An active advocate for renewable energy, Mr. Cerny says, "Colorado is a great place [for the wind energy industry] because there is lots of wind and geographically it is in the center of the nation and that is where many wind energy companies want to be located."
I first met Mr. Cerny, who has a bachelor's degree in international business from George Washington University and an MBA from the University of Chicago, several months ago at an ABA-sponsored teleconference focusing on renewable energy. It intrigued me that an investment banker was interested in the new energy economy and even, in the case of Mr. Cerny, was a member of the American Wind Energy Association. So Ann Vessels, the director of DU's externship program and I met him for lunch last week to talk about a side of renewable energy that often does not attract enough attention but is absolutely critical to the success of renewables: project finance.
Among Mr. Cerny's observations:
- Wind power has emerged as the top source of renewable energy, with worldwide capacity expanding from 16,000 megawatts of electricity capacity in 2000 to more than 120,000 MW in 2008 (annual growth rate of 28 percent).
- The credit crisis has had a short-term effect on annual wind installations, as access to project finance is tight and many tax equity investors have left the market.
- Volatility in fossil fuel prices, specifically those of oil and natural gas, threatens to price wind power out of some markets.
- Wind component manufacturers and service companies have continued to vertically integrate in order to secure their supply chain, but as the supply chain develops, he expects to see the industry trend toward consolidation into a few major assembly companies with a larger group of sub-tier suppliers.
- Utilities and large independent power producers will continue to be the dominant acquirers of wind power producing assets, as large power producers hedge against the uncertainty and price volatility of carbon.
- Governments worldwide have pledged $415.5 billion through economic stimulus packages toward greener energy developments.
As we neared the end of the conversation Mr. Cerny pointed out that despite what some might hope for, the rapid replacement of fossil fuels with renewable sources is still a ways in the future. While the use of oil and gas will not go away anytime soon, the need to nurture the development of renewables must nevertheless be a key strategy in America's energy future. And in some instances -- as mentioned above -- skills developed in one energy sector may serve one well in another sector.

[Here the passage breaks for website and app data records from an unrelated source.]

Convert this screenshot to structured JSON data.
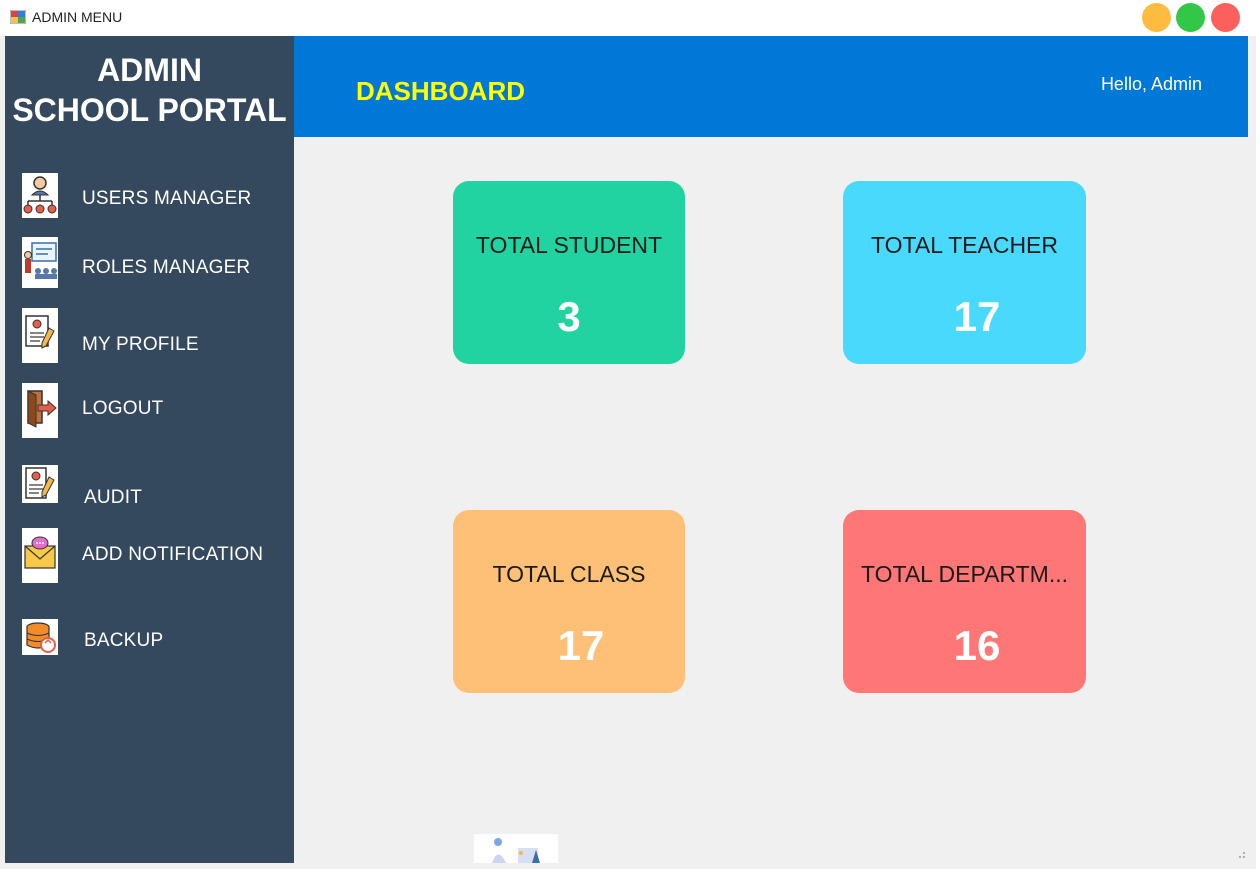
{
  "window": {
    "title": "ADMIN MENU",
    "buttons": {
      "minimize_color": "#fdbc40",
      "maximize_color": "#33c748",
      "close_color": "#fc605c"
    }
  },
  "sidebar": {
    "brand_line1": "ADMIN",
    "brand_line2": "SCHOOL PORTAL",
    "background": "#34495e",
    "items": [
      {
        "label": "USERS MANAGER",
        "icon": "users-hierarchy-icon"
      },
      {
        "label": "ROLES MANAGER",
        "icon": "presentation-icon"
      },
      {
        "label": "MY PROFILE",
        "icon": "profile-document-icon"
      },
      {
        "label": "LOGOUT",
        "icon": "door-exit-icon"
      },
      {
        "label": "AUDIT",
        "icon": "audit-document-icon"
      },
      {
        "label": "ADD NOTIFICATION",
        "icon": "envelope-notification-icon"
      },
      {
        "label": "BACKUP",
        "icon": "database-backup-icon"
      }
    ]
  },
  "header": {
    "title": "DASHBOARD",
    "greeting": "Hello, Admin",
    "background": "#0078d7",
    "title_color": "#ffff00"
  },
  "cards": [
    {
      "label": "TOTAL STUDENT",
      "value": "3",
      "color": "#20d3a0"
    },
    {
      "label": "TOTAL TEACHER",
      "value": "17",
      "color": "#48d9fc"
    },
    {
      "label": "TOTAL CLASS",
      "value": "17",
      "color": "#fec077"
    },
    {
      "label": "TOTAL DEPARTM...",
      "value": "16",
      "color": "#fe7676"
    }
  ]
}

The development of "human capital," meaning professionals who are familiar with the entire energy industry, is key to the country's energy future, he concluded.
Ward Cerny embodies the spirit of the new energy economy that is taking shape in the shadow of the Rocky Mountains in an energy city called Denver.